What causes a shoulder dislocation?
A shoulder dislocation happens when too much force or pressure is applied to the ligaments connecting the arm to the shoulder, and the bones are separated. Imagine the shoulder and the top of the arm as a socket and ball—if too much force is applied, the ball can pop out of the socket causing a dislocation.
What happens when my child's shoulder dislocates?
Typically, the humeral head (the "ball" end of the upper arm) rolls out the front of the glenoid (the "socket" part of the shoulder) when your child's arm is struck while his or her elbow is held out—like in the blocking position of a football linebacker.
Occasionally, the humeral head can be pushed backwards out of the glenoid due to a fall onto an outstretched hand or from a direct blow to the front of the shoulder. Three main ligaments attach the humeral head to the glenoid, and each ligament tightens at different arm positions to hold the shoulder together. A dislocation can occur when the ligaments are torn or stretched.
Rotator cuff muscles and tendons wrap around the humeral head to secure it in the glenoid and improve stability. A dislocation can occur when there are problems with the rotator cuff or the bones of the shoulder.
How can my child's shoulder be "relocated"?
It is always recommend that you bring your child to his or her physician or to a hospital emergency department for evaluation and treatment of a suspected dislocation.

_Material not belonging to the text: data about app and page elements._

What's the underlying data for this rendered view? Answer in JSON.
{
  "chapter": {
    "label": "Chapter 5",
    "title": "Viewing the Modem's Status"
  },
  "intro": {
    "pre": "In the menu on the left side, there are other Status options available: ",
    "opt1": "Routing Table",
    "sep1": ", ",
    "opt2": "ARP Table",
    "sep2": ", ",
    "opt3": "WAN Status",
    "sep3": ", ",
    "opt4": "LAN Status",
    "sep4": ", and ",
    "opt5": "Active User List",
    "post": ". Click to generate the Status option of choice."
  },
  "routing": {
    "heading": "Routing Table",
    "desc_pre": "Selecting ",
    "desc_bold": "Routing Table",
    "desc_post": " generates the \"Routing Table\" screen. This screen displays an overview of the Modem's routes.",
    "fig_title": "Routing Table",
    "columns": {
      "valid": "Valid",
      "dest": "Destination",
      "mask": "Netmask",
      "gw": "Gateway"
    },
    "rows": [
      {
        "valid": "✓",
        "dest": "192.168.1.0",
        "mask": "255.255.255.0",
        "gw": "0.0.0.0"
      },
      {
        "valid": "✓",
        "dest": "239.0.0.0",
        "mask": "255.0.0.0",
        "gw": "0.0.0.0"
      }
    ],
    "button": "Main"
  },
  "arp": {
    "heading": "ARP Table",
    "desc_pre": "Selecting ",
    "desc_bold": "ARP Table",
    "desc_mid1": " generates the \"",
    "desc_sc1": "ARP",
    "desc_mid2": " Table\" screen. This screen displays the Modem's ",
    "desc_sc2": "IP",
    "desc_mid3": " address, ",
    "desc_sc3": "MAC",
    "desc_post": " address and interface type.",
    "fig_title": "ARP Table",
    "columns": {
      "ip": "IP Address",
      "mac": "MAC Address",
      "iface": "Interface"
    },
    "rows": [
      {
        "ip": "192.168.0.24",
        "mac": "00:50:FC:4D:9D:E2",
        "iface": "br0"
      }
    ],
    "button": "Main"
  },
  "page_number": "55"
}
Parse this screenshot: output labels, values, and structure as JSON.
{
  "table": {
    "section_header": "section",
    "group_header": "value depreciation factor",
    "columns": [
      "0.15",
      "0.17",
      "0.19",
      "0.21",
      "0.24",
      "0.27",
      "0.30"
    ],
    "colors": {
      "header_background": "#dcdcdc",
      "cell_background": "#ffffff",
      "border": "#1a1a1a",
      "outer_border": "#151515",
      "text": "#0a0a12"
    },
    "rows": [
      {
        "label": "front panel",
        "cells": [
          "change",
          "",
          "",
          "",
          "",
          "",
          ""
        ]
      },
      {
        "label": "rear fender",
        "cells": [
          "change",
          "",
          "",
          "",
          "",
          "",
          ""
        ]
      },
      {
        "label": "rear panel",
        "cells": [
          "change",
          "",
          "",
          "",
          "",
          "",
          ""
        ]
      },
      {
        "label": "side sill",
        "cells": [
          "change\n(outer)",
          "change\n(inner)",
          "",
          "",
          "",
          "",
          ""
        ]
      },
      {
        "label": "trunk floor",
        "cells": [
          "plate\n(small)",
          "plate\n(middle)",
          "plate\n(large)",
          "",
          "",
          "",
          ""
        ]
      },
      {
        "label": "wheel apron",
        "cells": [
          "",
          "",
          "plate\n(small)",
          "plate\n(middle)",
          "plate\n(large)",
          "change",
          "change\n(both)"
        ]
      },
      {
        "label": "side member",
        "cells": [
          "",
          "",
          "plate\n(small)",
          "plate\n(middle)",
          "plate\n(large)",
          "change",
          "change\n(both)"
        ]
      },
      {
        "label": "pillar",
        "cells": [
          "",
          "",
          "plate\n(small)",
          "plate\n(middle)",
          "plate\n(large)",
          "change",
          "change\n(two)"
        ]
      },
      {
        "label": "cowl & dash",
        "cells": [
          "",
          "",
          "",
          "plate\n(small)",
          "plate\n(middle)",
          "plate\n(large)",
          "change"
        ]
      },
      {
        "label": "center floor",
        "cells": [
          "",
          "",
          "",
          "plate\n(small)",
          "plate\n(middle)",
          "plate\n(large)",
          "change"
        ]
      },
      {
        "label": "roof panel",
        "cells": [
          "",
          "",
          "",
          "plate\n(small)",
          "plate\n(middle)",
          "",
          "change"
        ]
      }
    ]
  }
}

Sometimes, your child may be able to use his or her own muscles to "pull" the humeral head back into the socket. However, after a few seconds, the muscles around the dislocated shoulder will spasm and will be unable to hold the shoulder in place.
- Your child's physician will sedate the muscles in the shoulder, preventing spasming and then be able to apply gentle traction to the injured arm and relocate the shoulder.
- Your child's arm will then be placed in a sling (or in some cases, a splint) to decrease the stress on the injured capsule
- In rare cases, surgery may be necessary.
When is surgery necessary?
The need for surgery depends on the functional demands of your child and the degree of instability in the shoulder. Surgery may be required if:
- the shoulder instability becomes a disability for your child
- a conservative program of exercise has failed
- your child has repeated shoulder dislocations
What does the surgery involve?
Surgery attempts to restore stability to the joint and address the problems that are causing the instability while maintaining mobility of the shoulder and providing pain-free range of motion.
Repairs typically focus on repairing or tightening the stretched or torn ligaments.
Typical success rates for open surgery for shoulder instability vary from 90 to 95%.
How can my child avoid reinjuring a dislocated shoulder?
Typical rehabilitation programs start with a short period of immobilization with a sling and then progress to exercises like closed grip pull-downs, rowing on a machine and "shrugs" for shoulder blade strength.
Strengthening programs for the rotator cuff include rotation exercises with the arm down at the side.
- Resistant rubber tubing or cables may be used.
- Exercises that increase coordination of the shoulder are important
- Exercises with a medicine ball
- Bouncing balls against the wall and the floor
How does Children's handle dislocated shoulders?
Boston Children's Hospital's multi-disciplinary team of orthopedic specialists, led by twenty-four fellowship-trained, board-certified pediatric orthopedic surgeons, provides the following services: